Dataset records -
______

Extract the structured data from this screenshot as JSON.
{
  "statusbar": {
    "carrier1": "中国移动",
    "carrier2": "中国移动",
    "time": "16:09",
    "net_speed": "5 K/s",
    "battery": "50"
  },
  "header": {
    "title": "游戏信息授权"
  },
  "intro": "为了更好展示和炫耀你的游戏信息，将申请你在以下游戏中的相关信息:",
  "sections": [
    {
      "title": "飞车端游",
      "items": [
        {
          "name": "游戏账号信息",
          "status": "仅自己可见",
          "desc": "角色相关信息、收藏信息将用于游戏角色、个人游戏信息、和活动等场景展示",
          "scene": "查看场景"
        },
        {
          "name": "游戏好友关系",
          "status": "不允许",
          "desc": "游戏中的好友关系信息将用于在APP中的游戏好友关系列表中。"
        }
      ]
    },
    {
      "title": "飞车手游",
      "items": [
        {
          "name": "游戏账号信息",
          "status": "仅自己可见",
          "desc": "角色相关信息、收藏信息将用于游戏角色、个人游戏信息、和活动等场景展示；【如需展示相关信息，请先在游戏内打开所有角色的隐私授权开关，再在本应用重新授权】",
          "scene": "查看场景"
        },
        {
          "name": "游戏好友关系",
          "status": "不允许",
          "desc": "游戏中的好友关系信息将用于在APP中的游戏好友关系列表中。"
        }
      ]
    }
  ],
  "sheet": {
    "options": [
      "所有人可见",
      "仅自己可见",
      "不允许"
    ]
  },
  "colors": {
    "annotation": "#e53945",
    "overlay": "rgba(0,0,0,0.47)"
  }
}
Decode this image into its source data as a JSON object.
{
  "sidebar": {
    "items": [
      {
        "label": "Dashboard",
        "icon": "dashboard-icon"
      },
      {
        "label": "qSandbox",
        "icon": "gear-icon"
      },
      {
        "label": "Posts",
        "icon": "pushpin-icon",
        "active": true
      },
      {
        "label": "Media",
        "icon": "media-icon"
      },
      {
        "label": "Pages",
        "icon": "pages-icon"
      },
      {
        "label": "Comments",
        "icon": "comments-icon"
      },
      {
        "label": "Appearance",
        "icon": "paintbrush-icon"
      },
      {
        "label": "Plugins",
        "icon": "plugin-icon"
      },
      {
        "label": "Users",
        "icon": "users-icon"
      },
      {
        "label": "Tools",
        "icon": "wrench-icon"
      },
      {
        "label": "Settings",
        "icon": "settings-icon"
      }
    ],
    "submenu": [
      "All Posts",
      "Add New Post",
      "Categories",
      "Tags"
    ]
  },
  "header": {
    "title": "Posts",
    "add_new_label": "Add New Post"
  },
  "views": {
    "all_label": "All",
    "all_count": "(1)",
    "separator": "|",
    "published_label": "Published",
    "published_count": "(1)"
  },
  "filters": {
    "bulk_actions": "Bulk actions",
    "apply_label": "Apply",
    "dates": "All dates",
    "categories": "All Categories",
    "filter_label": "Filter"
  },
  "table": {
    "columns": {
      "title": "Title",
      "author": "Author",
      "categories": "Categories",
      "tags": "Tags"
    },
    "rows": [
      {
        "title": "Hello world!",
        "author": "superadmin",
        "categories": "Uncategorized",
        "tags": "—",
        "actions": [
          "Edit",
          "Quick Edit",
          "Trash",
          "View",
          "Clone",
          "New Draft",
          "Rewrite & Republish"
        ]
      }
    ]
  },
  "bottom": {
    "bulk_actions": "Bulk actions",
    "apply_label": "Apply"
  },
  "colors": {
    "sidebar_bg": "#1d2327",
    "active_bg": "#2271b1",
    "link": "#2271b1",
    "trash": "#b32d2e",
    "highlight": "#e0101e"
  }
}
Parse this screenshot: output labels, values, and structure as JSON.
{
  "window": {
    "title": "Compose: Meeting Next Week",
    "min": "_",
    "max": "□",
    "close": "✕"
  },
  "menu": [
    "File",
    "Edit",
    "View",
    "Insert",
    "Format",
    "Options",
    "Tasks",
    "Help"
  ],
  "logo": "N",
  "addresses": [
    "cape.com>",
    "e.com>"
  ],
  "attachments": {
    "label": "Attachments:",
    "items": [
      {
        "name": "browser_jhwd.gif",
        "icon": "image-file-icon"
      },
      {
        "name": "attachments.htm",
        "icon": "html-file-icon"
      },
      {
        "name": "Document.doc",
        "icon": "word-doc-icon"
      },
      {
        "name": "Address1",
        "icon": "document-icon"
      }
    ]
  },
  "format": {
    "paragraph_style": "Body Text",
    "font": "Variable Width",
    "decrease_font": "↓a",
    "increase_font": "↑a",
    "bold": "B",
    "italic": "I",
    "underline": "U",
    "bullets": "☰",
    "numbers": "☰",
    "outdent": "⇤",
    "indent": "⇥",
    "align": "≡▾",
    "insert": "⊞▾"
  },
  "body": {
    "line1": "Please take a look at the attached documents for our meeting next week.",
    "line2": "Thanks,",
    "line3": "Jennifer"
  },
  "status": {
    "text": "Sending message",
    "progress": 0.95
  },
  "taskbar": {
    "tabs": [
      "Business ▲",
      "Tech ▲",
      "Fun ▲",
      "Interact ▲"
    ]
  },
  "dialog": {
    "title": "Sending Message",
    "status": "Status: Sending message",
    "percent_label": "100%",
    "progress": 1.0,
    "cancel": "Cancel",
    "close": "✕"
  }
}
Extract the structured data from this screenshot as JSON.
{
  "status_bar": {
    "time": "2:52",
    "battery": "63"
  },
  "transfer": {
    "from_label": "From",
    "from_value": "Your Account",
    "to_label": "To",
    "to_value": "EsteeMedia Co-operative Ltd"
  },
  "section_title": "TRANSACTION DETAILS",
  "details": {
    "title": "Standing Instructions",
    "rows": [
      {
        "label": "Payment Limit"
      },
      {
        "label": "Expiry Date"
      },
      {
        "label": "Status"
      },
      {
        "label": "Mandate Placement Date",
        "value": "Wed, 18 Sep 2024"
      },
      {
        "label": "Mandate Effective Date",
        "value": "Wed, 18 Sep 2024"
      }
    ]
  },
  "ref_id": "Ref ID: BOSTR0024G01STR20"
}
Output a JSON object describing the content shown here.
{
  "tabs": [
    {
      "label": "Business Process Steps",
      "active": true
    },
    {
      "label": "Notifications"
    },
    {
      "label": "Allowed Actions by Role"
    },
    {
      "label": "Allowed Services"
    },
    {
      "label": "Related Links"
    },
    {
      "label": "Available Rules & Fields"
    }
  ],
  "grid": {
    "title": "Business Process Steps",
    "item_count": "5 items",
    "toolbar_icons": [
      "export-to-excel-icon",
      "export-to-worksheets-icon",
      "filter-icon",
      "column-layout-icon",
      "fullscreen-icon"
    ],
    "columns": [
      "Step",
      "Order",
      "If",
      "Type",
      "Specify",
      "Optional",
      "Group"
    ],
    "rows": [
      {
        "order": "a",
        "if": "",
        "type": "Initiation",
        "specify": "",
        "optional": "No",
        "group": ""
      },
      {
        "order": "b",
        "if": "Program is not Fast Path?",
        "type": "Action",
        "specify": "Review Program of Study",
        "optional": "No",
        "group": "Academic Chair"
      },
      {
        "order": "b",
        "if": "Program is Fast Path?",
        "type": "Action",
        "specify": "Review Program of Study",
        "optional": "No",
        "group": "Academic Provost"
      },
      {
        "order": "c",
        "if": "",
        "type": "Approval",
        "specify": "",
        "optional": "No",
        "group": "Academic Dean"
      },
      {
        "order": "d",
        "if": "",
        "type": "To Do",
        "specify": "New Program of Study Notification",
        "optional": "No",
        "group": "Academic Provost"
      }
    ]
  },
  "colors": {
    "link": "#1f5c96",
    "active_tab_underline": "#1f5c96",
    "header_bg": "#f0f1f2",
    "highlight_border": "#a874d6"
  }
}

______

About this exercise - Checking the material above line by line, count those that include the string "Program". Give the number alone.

Answer box - 5